"""

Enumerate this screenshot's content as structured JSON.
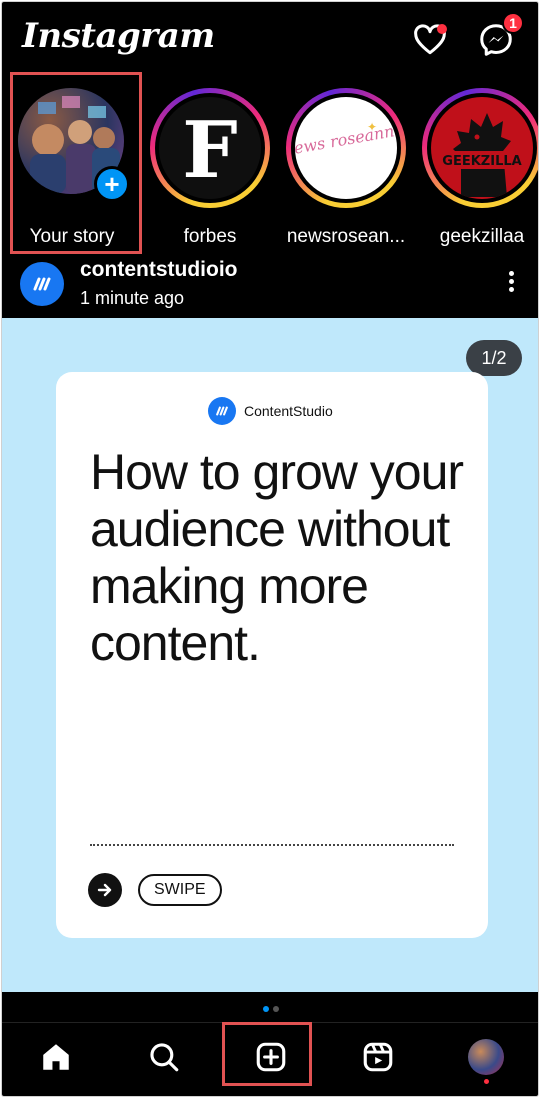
{
  "header": {
    "logo": "Instagram",
    "notifications_icon": "heart-icon",
    "messages_icon": "messenger-icon",
    "messages_badge": "1"
  },
  "stories": [
    {
      "label": "Your story",
      "icon": "plus-icon"
    },
    {
      "label": "forbes"
    },
    {
      "label": "newsrosean..."
    },
    {
      "label": "geekzillaa"
    }
  ],
  "story_art": {
    "forbes_letter": "F",
    "newsroseanne_logo": "news roseanne",
    "geekzilla_logo": "GEEKZILLA"
  },
  "post": {
    "username": "contentstudioio",
    "time": "1 minute ago",
    "counter": "1/2",
    "brand": "ContentStudio",
    "headline": "How to grow your audience without making more content.",
    "swipe_label": "SWIPE",
    "carousel_pages": 2,
    "carousel_active": 1
  },
  "nav": {
    "items": [
      "home-icon",
      "search-icon",
      "create-icon",
      "reels-icon",
      "profile-avatar"
    ]
  },
  "colors": {
    "accent": "#0095f6",
    "notification": "#ff3040",
    "media_bg": "#bfe8fb",
    "highlight_box": "#e05252"
  }
}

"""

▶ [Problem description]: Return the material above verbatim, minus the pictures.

▶ [Task solution]:
Enumerate this screenshot's content as structured JSON.
{
  "header": {
    "logo": "Instagram",
    "notifications_icon": "heart-icon",
    "messages_icon": "messenger-icon",
    "messages_badge": "1"
  },
  "stories": [
    {
      "label": "Your story",
      "icon": "plus-icon"
    },
    {
      "label": "forbes"
    },
    {
      "label": "newsrosean..."
    },
    {
      "label": "geekzillaa"
    }
  ],
  "story_art": {
    "forbes_letter": "F",
    "newsroseanne_logo": "news roseanne",
    "geekzilla_logo": "GEEKZILLA"
  },
  "post": {
    "username": "contentstudioio",
    "time": "1 minute ago",
    "counter": "1/2",
    "brand": "ContentStudio",
    "headline": "How to grow your audience without making more content.",
    "swipe_label": "SWIPE",
    "carousel_pages": 2,
    "carousel_active": 1
  },
  "nav": {
    "items": [
      "home-icon",
      "search-icon",
      "create-icon",
      "reels-icon",
      "profile-avatar"
    ]
  },
  "colors": {
    "accent": "#0095f6",
    "notification": "#ff3040",
    "media_bg": "#bfe8fb",
    "highlight_box": "#e05252"
  }
}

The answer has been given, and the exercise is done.